[Supplied data]

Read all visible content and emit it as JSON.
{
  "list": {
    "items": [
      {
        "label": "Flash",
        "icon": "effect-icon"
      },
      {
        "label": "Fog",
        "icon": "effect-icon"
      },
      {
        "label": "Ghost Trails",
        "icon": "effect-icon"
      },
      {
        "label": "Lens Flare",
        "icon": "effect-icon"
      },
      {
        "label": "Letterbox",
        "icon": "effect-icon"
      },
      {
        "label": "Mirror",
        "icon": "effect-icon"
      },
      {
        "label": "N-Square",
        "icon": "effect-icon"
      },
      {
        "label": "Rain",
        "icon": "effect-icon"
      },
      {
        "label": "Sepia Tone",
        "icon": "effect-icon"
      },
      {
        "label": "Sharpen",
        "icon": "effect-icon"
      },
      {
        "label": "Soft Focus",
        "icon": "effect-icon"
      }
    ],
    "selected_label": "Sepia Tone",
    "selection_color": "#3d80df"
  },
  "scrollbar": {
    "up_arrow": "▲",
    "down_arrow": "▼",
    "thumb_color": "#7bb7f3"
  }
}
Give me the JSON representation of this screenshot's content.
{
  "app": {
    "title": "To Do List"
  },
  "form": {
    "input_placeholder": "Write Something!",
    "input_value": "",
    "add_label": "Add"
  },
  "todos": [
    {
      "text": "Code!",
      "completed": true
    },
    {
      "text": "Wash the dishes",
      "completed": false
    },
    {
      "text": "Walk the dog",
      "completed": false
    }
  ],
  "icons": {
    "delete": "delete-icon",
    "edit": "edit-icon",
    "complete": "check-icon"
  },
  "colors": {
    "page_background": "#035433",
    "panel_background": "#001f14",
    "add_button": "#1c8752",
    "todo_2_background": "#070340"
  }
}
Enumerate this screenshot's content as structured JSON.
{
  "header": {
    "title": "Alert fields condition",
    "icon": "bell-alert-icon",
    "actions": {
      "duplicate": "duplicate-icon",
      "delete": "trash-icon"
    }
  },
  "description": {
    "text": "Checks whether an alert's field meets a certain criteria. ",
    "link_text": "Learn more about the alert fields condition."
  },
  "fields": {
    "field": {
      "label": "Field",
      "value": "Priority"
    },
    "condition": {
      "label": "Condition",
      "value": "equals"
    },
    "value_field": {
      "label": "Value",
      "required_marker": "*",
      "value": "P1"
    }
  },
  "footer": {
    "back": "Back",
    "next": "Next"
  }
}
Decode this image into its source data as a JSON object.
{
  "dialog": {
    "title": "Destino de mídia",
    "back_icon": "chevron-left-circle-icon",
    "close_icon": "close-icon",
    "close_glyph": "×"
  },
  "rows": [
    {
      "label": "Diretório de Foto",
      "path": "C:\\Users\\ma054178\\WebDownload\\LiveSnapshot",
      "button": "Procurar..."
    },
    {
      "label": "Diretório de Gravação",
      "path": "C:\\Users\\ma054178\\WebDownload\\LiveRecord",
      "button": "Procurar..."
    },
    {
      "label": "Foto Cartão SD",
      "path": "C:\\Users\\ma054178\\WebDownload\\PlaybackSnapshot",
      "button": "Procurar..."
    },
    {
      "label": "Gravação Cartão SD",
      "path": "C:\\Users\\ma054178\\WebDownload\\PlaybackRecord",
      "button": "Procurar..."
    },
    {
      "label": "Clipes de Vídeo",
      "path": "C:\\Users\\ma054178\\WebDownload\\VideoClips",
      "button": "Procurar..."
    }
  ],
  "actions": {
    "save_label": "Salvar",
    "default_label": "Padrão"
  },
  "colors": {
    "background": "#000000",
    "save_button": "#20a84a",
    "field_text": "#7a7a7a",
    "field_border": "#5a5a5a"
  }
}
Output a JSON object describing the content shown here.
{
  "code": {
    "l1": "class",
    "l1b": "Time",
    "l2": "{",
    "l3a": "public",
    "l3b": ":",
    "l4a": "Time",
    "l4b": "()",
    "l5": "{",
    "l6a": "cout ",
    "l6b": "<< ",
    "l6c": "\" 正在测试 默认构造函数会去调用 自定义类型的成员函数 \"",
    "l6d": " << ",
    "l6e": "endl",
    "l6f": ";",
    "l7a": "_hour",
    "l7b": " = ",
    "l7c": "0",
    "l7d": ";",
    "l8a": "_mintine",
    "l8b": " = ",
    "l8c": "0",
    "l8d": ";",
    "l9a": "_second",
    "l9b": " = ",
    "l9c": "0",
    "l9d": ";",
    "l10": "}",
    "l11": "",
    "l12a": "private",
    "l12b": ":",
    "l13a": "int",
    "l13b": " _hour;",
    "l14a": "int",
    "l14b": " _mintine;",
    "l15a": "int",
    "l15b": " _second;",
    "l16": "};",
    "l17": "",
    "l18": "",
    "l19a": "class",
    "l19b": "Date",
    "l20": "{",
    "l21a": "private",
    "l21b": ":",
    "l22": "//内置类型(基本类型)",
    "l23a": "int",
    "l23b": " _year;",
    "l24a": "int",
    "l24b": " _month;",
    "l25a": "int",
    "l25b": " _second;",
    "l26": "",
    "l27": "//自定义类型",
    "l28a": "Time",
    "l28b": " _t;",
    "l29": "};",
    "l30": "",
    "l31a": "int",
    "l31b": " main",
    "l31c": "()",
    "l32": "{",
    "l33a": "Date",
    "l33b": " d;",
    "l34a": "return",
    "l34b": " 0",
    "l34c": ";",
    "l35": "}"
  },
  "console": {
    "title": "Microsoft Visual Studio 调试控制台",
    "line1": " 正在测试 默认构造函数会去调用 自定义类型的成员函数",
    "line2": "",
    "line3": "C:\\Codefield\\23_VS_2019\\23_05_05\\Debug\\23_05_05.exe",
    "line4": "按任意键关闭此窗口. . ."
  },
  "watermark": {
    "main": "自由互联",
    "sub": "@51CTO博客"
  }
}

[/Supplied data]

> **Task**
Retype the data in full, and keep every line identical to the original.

> **Answer to the exercise**
Read all visible content and emit it as JSON.
{
  "list": {
    "items": [
      {
        "label": "Flash",
        "icon": "effect-icon"
      },
      {
        "label": "Fog",
        "icon": "effect-icon"
      },
      {
        "label": "Ghost Trails",
        "icon": "effect-icon"
      },
      {
        "label": "Lens Flare",
        "icon": "effect-icon"
      },
      {
        "label": "Letterbox",
        "icon": "effect-icon"
      },
      {
        "label": "Mirror",
        "icon": "effect-icon"
      },
      {
        "label": "N-Square",
        "icon": "effect-icon"
      },
      {
        "label": "Rain",
        "icon": "effect-icon"
      },
      {
        "label": "Sepia Tone",
        "icon": "effect-icon"
      },
      {
        "label": "Sharpen",
        "icon": "effect-icon"
      },
      {
        "label": "Soft Focus",
        "icon": "effect-icon"
      }
    ],
    "selected_label": "Sepia Tone",
    "selection_color": "#3d80df"
  },
  "scrollbar": {
    "up_arrow": "▲",
    "down_arrow": "▼",
    "thumb_color": "#7bb7f3"
  }
}
Give me the JSON representation of this screenshot's content.
{
  "app": {
    "title": "To Do List"
  },
  "form": {
    "input_placeholder": "Write Something!",
    "input_value": "",
    "add_label": "Add"
  },
  "todos": [
    {
      "text": "Code!",
      "completed": true
    },
    {
      "text": "Wash the dishes",
      "completed": false
    },
    {
      "text": "Walk the dog",
      "completed": false
    }
  ],
  "icons": {
    "delete": "delete-icon",
    "edit": "edit-icon",
    "complete": "check-icon"
  },
  "colors": {
    "page_background": "#035433",
    "panel_background": "#001f14",
    "add_button": "#1c8752",
    "todo_2_background": "#070340"
  }
}
Enumerate this screenshot's content as structured JSON.
{
  "header": {
    "title": "Alert fields condition",
    "icon": "bell-alert-icon",
    "actions": {
      "duplicate": "duplicate-icon",
      "delete": "trash-icon"
    }
  },
  "description": {
    "text": "Checks whether an alert's field meets a certain criteria. ",
    "link_text": "Learn more about the alert fields condition."
  },
  "fields": {
    "field": {
      "label": "Field",
      "value": "Priority"
    },
    "condition": {
      "label": "Condition",
      "value": "equals"
    },
    "value_field": {
      "label": "Value",
      "required_marker": "*",
      "value": "P1"
    }
  },
  "footer": {
    "back": "Back",
    "next": "Next"
  }
}
Decode this image into its source data as a JSON object.
{
  "dialog": {
    "title": "Destino de mídia",
    "back_icon": "chevron-left-circle-icon",
    "close_icon": "close-icon",
    "close_glyph": "×"
  },
  "rows": [
    {
      "label": "Diretório de Foto",
      "path": "C:\\Users\\ma054178\\WebDownload\\LiveSnapshot",
      "button": "Procurar..."
    },
    {
      "label": "Diretório de Gravação",
      "path": "C:\\Users\\ma054178\\WebDownload\\LiveRecord",
      "button": "Procurar..."
    },
    {
      "label": "Foto Cartão SD",
      "path": "C:\\Users\\ma054178\\WebDownload\\PlaybackSnapshot",
      "button": "Procurar..."
    },
    {
      "label": "Gravação Cartão SD",
      "path": "C:\\Users\\ma054178\\WebDownload\\PlaybackRecord",
      "button": "Procurar..."
    },
    {
      "label": "Clipes de Vídeo",
      "path": "C:\\Users\\ma054178\\WebDownload\\VideoClips",
      "button": "Procurar..."
    }
  ],
  "actions": {
    "save_label": "Salvar",
    "default_label": "Padrão"
  },
  "colors": {
    "background": "#000000",
    "save_button": "#20a84a",
    "field_text": "#7a7a7a",
    "field_border": "#5a5a5a"
  }
}
Output a JSON object describing the content shown here.
{
  "code": {
    "l1": "class",
    "l1b": "Time",
    "l2": "{",
    "l3a": "public",
    "l3b": ":",
    "l4a": "Time",
    "l4b": "()",
    "l5": "{",
    "l6a": "cout ",
    "l6b": "<< ",
    "l6c": "\" 正在测试 默认构造函数会去调用 自定义类型的成员函数 \"",
    "l6d": " << ",
    "l6e": "endl",
    "l6f": ";",
    "l7a": "_hour",
    "l7b": " = ",
    "l7c": "0",
    "l7d": ";",
    "l8a": "_mintine",
    "l8b": " = ",
    "l8c": "0",
    "l8d": ";",
    "l9a": "_second",
    "l9b": " = ",
    "l9c": "0",
    "l9d": ";",
    "l10": "}",
    "l11": "",
    "l12a": "private",
    "l12b": ":",
    "l13a": "int",
    "l13b": " _hour;",
    "l14a": "int",
    "l14b": " _mintine;",
    "l15a": "int",
    "l15b": " _second;",
    "l16": "};",
    "l17": "",
    "l18": "",
    "l19a": "class",
    "l19b": "Date",
    "l20": "{",
    "l21a": "private",
    "l21b": ":",
    "l22": "//内置类型(基本类型)",
    "l23a": "int",
    "l23b": " _year;",
    "l24a": "int",
    "l24b": " _month;",
    "l25a": "int",
    "l25b": " _second;",
    "l26": "",
    "l27": "//自定义类型",
    "l28a": "Time",
    "l28b": " _t;",
    "l29": "};",
    "l30": "",
    "l31a": "int",
    "l31b": " main",
    "l31c": "()",
    "l32": "{",
    "l33a": "Date",
    "l33b": " d;",
    "l34a": "return",
    "l34b": " 0",
    "l34c": ";",
    "l35": "}"
  },
  "console": {
    "title": "Microsoft Visual Studio 调试控制台",
    "line1": " 正在测试 默认构造函数会去调用 自定义类型的成员函数",
    "line2": "",
    "line3": "C:\\Codefield\\23_VS_2019\\23_05_05\\Debug\\23_05_05.exe",
    "line4": "按任意键关闭此窗口. . ."
  },
  "watermark": {
    "main": "自由互联",
    "sub": "@51CTO博客"
  }
}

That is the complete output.